Alex Dupont returned to Charleston and brought his bride with him.

Dupont, who traveled to the Holy City from Quebec, successfully defended his wheelchair championship Saturday during the 36th annual Cooper River Bridge Run.

He set a record last spring with a time of 25 minutes, 42 seconds over the 10-kilometer course. His time Saturday was 17 seconds off his pace, but he was still smiling. His wife, Ilana Duff Dupont, won the women’s division with a time of 30:17.

“I won last year, and I loved it last year,” Alex Dupont said. “I couldn’t expect a result like I had last year, but I tried. Most of the race wasn’t so bad except for the bridge. The bridge is really tough.”

Dupont was 17 years old when he lost his right leg in a motorcycle accident in 2003. He turned to wheelchair racing and was an elite racer five years later.

Ilana Duff Dupont, who was paralyzed in a horseback riding incident in 2000, was only one of two women entered in this year’s event. She knew her odds of winning were good.
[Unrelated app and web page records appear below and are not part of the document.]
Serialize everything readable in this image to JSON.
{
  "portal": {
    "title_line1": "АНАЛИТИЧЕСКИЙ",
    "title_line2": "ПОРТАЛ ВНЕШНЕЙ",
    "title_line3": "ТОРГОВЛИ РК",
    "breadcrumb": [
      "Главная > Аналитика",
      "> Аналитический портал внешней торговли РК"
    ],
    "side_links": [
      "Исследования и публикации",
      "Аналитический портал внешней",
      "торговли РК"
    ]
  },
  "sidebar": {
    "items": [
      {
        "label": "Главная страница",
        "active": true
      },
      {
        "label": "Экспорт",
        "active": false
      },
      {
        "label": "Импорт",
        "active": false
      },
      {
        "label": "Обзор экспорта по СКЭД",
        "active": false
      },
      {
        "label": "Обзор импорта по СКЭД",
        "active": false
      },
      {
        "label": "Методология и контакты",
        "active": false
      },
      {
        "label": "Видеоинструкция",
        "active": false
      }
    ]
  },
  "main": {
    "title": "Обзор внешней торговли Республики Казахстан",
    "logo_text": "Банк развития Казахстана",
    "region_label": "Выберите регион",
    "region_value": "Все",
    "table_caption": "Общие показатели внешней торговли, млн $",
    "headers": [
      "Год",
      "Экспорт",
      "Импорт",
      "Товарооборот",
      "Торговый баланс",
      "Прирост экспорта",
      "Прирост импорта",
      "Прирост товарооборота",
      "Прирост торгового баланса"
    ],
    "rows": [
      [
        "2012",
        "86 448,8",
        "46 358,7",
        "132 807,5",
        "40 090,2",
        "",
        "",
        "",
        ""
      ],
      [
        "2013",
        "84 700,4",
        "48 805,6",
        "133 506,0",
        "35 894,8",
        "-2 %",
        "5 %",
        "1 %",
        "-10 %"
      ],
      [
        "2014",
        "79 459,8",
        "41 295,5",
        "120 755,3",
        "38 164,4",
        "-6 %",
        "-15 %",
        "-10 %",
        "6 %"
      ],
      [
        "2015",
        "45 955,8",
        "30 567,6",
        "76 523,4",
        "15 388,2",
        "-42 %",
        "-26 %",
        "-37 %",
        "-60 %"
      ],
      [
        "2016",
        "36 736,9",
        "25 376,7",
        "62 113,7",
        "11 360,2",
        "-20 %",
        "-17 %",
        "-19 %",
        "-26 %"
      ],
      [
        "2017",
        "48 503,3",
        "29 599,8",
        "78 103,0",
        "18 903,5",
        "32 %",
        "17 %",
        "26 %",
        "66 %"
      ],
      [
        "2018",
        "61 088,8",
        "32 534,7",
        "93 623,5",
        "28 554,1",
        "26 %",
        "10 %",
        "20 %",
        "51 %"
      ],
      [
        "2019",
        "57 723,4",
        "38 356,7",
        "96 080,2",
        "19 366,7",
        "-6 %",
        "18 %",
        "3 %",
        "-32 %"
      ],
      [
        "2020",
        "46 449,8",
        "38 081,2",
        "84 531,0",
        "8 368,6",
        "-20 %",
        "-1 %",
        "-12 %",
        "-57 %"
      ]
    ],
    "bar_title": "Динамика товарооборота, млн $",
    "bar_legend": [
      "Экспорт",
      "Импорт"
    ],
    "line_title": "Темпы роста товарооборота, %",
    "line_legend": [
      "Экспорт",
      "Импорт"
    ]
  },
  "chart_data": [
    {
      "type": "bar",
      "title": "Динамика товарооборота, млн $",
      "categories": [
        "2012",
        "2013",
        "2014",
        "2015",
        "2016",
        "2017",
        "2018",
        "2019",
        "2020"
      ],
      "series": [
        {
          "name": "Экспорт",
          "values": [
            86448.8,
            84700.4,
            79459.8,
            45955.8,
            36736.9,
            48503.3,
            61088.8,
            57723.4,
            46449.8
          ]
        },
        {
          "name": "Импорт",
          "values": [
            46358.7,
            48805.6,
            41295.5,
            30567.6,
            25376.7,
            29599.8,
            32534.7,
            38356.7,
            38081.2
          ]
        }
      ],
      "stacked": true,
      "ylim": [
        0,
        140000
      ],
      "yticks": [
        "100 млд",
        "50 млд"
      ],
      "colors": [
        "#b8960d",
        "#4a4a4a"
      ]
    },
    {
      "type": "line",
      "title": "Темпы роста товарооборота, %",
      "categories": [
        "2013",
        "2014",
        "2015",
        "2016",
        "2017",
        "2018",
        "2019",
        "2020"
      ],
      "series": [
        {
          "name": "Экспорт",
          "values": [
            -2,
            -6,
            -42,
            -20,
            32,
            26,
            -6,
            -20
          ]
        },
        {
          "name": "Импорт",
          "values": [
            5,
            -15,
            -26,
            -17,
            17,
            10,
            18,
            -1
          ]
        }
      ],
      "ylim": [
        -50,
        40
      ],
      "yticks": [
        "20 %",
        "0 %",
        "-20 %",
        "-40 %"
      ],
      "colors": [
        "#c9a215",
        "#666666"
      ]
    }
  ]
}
“I spent a lot of time getting ready for this,” she said. “I practiced five days a week, so I was ready for the challenge.”

The couple met while competing at the 2007 international wheelchair and amputee sports world junior championships in Ireland. Duff Dupont competed in the 2008 Summer Paralympics in Beijing and fared well. She won a bronze medal in the women’s 100 meters, finished fifth in the women’s 200 meters and sixth in the 400 meters.

The coupled headed to Marion Square for the post-race party and awards ceremony, and toured Charleston after that.

“It is a great day,” Alex Dupont said. “I had to push myself hard both years, but it’s not getting easier. I’m 27 and that bridge seemed taller.”

She said yes

Some guys will do anything to get their girlfriend to accept their marriage proposal.

Greenville resident Clint Davis faked an injury on top of the Cooper River Bridge and then proposed to Sarah Smith of Spartanburg.

Davis fell to the pavement, got up on his knee and told Smith, “I can’t go any further without you” as he pulled out a diamond ring.

She said yes without hesitation.

“I really thought he fell and hurt himself,” Smith said. “Everyone around us seemed concerned. But he pulled out the ring and everyone started cheering. I started to cry. I am still in a state of shock.”

Davis planned the engagement caper more than a year ago when he ran in his first Cooper River Bridge Run. He thought Saturday was a perfect time to pop the question since it “was a good excuse to get the families together.”

Team Semper Fi

The Semper Fi Fund sent 10 members from Team Semper Fi to take part in the Bridge Run. The team has taken part in the race for seven straight years, and is now an official charity of the event.

Team Semper Fi is the heart and inspiration of the Semper Fi Fund’s rehabilitative Athletic Program. The team is made up of servicemen and women who have overcome significant challenges in their service to their country, and have embraced the fighting, athletic spirit on their road to recovery.

The Semper Fi Fund provides the team with coaches, specialized sporting equipment, entry fees, and travel expenses to athletic events. TSF members are also given the opportunity to receive high-level training from former and current Olympic and Paralympic through the U.S. Paralympics.

Other winners

Malcolm Campbell of Georgia was the male Masters’ winner with a time of 31.00, and Ilona Baranova of Ukraine won the female division with a time of 35.00.

Susi Smith of Greenville won the female Grand Masters’ race with a time of 41.33, and Marc Embler of Folly Beach won the male Grand Masters with a time of 36.19. He won the 1981 Cooper River Bridge Run.

Mimi Sturgill of Kiawah Island won the female Senior Grand Masters race in 45.21. Richard Banning of Florida won the male division in 39.23.

Caitlin Schier and Michael Banks won the Marcus Newberry Award. The awards are given to the top female and male finishers who live in Charleston, Berkeley or Dorchester Counties. Schier’s time was 37.47 while Banks’ time was 30.14.

Follow Philip M. Bowman on Twitter: @PandCPhil